While most of the song topics were derived from current affairs, Anie nevertheless finds a way to put her own spin on the topic as well. This is most evident on third track “Human(ly)真人”. Starting off with a dissonant, echoing midi hook, Fann sings a dramatic melody line full of mystique and perhaps a little danger. While overall the song is about an A.I. robot who is almost indistinguishable from a human, it’s interesting that Fann chose to paint a picture of a female A.I., describing her as a male’s unattainable ideal. “Big big eyes/You don’t need love/You need red wine/To maintain your figure/That smile is trained/It doesn’t need to change/Fresh vanilla/You’re a summers’ day”. An A.I. whose future is written in code and held to the standards of a male gaze shows a twist in Anie’s critique on technology and how it intersects with femininity. For if we live in a patriarchy where women are expected to live by male-constructed standards, won’t our futures also be written in code, just like the robot’s?

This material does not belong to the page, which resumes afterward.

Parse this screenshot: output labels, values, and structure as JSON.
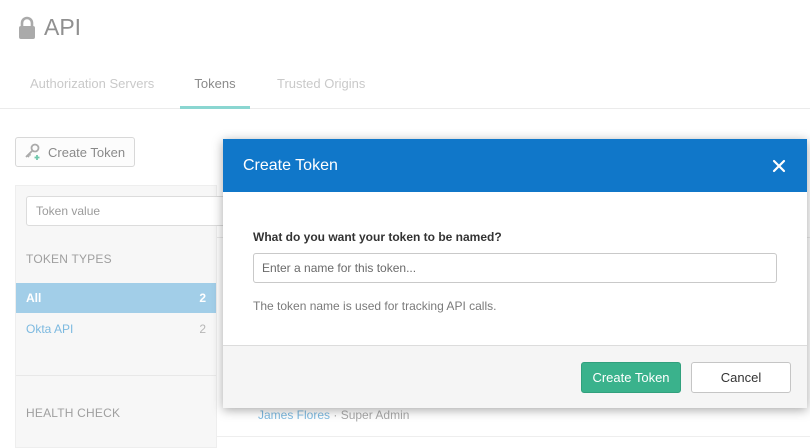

Although most of the album is made up of electronic/pop combinations, ‘Strawberry Cake 草莓蛋糕” is an outlier that explores the topic of social media. Written from a personal perspective, the peppy acoustic track sees Anie’s tongue-in-cheek, blunt sense of humour come through as she juxtaposes the mundaneness of her daily life against the framed reality of social media in all its forms; from taking pictures of strawberry shortcakes, to posting photoshopped figments of reality. By drawing on her personal experiences, Fann’s realness enables listeners to step past kneejerk defensiveness to reflect on their own social media habits. Sweet but with a sassy twist in the lyrics, Anie’s sonorous voice is a pleasure to listen to on this hilarious track.  As they say, a spoonful of sugar makes the medicine go down, no?

The best records to me are the ones that pose questions; not proffer that they have all the answers. Because who does, right? But what artists and songwriters are great at; is delivering alternative perspectives that make people question the reality they live in; and think creatively about how they can make it one that’s one step closer to one they would like to live in.

Artemis 1889” is one such record. Fann uses pop as a medium to extend an olive branch to listeners; inviting them to join her in this almost otherworldly musical dimension where judgement is reserved and questions flow free; where we have the chance to make the world a better place if we’d just listen. If only that were the case in real life, but I’d count this as a win for the Mandarin music industry where such discussions on current affairs in music are still few and far between.

One of my musical highlights of 2020, “Artemis 1889” is a gem that turns our confusing relationship with technology into digestible dinnertime conversation. It tells us that change is often hard, but we don’t have to take it lying down.

Rating: 5/5

Album Track List

1. Switcheroo 換
2. Blue Hair Blonde-Eyed 藍髮金眼
3. Human(Ly) 換
4. Captain’s Announcement 機長報告
5. Hello Auntie, Hello Uncle 叔叔好,阿姨好
6. Turn 轉
7. Strawberry Cake 草莓蛋糕
8. Beware The Overshare 今天還有很多想要分享
9. Artemis 1889 亞底米1889
10. Obedience 乖
11. The sun sets, on the Wild West
12. 2019